Those that back the food producers cite common talking points: the government shouldn’t decide what children eat, and the USDA’s more stringent standards put too much pressure on schools that are already struggling to work within their budgets. Those who back the USDA cite anger that lobbyists are trying to maintain the status quo (and, perhaps, their profit margins) at the expense of schoolchildren and their health. “They are making sure that two of the biggest problems in the school lunch program, pizza and french fries, are untouched,” Center for Science in the Public Interest (CSPI) nutrition advocate Margo Wootan told the Post.
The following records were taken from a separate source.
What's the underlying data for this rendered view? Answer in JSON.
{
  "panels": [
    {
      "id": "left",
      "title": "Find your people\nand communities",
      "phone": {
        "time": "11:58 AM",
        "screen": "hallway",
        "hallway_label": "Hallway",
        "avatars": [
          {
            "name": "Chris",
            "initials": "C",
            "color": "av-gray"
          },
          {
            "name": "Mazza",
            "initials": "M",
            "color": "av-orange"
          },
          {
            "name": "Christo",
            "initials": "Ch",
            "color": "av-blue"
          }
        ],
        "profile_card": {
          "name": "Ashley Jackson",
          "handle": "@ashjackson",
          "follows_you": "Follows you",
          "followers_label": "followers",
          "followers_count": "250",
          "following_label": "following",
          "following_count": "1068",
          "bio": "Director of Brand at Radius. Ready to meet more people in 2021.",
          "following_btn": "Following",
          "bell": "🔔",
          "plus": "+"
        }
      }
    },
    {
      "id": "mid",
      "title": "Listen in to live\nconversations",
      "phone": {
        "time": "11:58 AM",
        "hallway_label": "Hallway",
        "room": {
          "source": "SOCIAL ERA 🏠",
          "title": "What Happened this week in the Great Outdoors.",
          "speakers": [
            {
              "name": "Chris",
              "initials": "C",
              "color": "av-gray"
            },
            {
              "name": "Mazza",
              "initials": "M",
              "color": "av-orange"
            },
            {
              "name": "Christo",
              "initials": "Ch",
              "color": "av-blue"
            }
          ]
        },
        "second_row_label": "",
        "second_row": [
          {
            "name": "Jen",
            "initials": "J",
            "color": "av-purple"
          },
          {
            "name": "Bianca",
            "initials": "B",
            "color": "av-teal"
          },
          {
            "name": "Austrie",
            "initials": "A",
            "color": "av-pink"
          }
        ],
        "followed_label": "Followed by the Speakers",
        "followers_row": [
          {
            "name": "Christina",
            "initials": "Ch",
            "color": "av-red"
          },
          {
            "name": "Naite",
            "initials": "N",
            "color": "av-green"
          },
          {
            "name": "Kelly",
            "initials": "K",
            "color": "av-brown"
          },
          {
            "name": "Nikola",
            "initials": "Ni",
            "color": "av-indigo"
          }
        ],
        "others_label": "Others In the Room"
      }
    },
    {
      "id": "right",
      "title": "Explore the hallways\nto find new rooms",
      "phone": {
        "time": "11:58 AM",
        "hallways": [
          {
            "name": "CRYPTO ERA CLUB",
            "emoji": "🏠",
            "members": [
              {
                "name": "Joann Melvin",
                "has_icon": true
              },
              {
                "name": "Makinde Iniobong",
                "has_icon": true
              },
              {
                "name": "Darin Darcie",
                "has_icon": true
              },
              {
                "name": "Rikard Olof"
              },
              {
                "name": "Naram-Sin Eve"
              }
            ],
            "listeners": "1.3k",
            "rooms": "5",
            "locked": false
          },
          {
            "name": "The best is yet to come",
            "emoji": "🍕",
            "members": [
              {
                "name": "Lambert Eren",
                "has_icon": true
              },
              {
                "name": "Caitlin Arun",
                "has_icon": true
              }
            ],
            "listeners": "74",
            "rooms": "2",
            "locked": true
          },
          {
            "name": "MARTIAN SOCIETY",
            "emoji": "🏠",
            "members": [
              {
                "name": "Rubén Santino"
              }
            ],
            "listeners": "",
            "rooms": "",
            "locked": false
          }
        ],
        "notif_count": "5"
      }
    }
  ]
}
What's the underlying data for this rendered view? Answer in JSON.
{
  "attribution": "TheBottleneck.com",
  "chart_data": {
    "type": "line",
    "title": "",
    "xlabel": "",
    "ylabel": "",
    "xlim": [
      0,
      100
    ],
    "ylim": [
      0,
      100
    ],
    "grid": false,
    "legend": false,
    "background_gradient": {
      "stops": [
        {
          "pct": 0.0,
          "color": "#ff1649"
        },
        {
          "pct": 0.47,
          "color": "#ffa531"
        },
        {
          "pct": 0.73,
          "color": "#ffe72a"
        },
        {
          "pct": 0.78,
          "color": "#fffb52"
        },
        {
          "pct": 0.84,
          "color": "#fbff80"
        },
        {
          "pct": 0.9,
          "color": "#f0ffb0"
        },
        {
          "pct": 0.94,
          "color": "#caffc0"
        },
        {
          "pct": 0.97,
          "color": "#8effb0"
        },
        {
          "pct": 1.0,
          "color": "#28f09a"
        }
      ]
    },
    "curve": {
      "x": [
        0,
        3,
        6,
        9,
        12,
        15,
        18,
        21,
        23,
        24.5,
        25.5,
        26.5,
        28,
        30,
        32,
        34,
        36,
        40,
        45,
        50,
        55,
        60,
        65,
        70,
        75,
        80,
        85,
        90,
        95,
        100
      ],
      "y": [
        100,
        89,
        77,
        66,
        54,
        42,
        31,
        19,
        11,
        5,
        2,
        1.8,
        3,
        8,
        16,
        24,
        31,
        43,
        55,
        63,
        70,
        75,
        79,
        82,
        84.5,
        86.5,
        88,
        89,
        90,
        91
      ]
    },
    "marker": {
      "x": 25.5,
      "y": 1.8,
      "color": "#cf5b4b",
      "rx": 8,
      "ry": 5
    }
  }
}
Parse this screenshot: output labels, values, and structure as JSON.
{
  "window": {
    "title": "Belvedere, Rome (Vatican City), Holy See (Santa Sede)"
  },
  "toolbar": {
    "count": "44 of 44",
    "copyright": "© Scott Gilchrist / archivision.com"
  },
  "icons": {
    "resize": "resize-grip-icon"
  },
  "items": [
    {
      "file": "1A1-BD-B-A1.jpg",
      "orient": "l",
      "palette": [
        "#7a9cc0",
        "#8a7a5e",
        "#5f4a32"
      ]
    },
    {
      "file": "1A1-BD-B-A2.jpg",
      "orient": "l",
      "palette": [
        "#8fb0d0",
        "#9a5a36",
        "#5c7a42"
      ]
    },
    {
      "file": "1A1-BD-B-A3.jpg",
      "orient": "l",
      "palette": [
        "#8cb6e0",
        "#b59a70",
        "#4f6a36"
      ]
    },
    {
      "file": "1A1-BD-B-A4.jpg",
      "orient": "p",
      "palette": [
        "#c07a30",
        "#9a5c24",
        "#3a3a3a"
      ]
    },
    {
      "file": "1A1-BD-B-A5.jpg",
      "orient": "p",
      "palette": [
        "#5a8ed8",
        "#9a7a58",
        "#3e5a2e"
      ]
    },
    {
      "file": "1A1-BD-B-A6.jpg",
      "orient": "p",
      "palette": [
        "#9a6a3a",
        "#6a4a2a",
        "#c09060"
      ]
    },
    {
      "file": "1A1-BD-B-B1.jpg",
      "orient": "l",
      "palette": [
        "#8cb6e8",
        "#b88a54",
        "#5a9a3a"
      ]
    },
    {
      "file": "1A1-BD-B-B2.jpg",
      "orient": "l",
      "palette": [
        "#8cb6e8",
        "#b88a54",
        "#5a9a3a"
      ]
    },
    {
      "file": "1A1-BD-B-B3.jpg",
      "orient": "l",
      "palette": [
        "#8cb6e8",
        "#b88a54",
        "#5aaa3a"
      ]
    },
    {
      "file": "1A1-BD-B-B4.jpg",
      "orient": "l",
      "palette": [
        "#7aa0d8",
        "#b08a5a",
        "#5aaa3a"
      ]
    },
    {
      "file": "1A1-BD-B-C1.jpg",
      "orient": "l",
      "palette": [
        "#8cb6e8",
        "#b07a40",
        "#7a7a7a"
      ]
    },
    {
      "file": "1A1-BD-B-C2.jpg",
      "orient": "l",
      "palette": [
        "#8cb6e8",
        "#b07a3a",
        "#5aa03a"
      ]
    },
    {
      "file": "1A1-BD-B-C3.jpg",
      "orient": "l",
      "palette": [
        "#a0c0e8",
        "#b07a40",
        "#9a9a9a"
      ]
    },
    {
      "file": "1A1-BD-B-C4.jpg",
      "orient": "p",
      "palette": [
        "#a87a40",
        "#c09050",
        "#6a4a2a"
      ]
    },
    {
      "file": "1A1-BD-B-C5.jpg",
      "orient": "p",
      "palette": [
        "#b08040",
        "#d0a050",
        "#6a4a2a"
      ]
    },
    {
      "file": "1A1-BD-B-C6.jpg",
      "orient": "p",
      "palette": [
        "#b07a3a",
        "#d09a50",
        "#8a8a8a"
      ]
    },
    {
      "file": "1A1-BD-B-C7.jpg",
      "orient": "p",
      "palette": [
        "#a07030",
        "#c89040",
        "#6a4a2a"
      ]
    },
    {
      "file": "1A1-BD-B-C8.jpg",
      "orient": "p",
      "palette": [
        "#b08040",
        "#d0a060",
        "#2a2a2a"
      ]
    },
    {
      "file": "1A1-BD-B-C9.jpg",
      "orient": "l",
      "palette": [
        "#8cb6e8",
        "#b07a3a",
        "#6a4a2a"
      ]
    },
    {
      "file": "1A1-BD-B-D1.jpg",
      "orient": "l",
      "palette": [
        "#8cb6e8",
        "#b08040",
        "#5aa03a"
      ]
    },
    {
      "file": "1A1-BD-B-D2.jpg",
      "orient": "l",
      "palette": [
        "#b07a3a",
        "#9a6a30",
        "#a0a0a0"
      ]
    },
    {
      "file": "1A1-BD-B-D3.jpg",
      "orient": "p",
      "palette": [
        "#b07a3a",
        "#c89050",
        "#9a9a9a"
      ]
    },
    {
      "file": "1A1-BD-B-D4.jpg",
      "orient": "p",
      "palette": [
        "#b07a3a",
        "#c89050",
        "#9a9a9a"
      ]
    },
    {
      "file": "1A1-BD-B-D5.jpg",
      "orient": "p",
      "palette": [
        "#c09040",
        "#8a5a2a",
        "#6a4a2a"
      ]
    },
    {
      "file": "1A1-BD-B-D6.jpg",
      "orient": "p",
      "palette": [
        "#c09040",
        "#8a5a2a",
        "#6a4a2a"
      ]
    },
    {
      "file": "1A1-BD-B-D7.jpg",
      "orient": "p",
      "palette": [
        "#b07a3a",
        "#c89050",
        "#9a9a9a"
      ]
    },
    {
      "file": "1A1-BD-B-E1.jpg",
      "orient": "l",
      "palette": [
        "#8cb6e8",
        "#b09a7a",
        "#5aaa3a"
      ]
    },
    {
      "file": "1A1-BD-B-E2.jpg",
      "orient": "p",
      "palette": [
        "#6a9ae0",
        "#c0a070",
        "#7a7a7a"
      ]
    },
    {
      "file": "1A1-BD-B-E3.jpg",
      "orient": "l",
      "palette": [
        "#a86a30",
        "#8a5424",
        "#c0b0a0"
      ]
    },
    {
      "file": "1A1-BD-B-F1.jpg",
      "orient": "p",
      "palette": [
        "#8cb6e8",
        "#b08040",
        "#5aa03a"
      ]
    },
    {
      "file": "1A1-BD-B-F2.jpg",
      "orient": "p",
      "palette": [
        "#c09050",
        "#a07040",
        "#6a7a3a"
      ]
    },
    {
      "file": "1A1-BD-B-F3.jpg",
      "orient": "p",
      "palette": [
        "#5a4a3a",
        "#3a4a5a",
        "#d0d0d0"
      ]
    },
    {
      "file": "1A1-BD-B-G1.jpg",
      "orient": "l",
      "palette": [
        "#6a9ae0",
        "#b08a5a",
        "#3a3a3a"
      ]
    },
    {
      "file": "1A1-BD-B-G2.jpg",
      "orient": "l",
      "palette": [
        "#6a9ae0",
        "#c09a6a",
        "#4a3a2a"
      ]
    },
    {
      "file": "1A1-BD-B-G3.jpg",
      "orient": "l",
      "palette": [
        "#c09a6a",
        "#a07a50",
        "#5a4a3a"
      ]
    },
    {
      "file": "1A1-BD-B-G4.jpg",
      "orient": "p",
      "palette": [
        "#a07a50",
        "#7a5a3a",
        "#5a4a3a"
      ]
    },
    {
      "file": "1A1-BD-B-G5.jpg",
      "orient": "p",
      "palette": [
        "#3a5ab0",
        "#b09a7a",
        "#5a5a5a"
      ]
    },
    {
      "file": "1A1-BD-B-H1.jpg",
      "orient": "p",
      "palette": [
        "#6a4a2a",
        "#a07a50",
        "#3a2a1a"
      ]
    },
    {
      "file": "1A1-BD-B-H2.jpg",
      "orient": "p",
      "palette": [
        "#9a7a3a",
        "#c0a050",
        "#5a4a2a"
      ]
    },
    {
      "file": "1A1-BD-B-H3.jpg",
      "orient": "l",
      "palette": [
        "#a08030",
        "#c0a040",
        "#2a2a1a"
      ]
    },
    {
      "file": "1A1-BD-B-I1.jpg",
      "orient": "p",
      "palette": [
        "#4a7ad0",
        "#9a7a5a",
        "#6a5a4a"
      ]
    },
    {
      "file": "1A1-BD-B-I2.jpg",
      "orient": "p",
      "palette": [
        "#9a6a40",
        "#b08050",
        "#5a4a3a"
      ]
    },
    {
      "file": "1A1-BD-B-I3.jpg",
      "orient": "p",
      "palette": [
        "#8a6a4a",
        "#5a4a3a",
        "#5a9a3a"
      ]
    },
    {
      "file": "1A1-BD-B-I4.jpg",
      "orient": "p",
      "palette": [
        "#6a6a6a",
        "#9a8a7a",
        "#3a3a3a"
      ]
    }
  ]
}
But the USDA is not backing down, noting that their improved school lunch proposal is based on recommendations made by the Institute of Medicine (described as “the health arm of the National Academy of Sciences”) and is necessary to cut down on the childhood obesity epidemic. “While it’s unfortunate that some members of Congress continue to put special interests ahead of the health of America’s children, USDA remains committed to practical, science-based standards for school meals,” said USDA spokeswoman Courtney Rowe in a statement.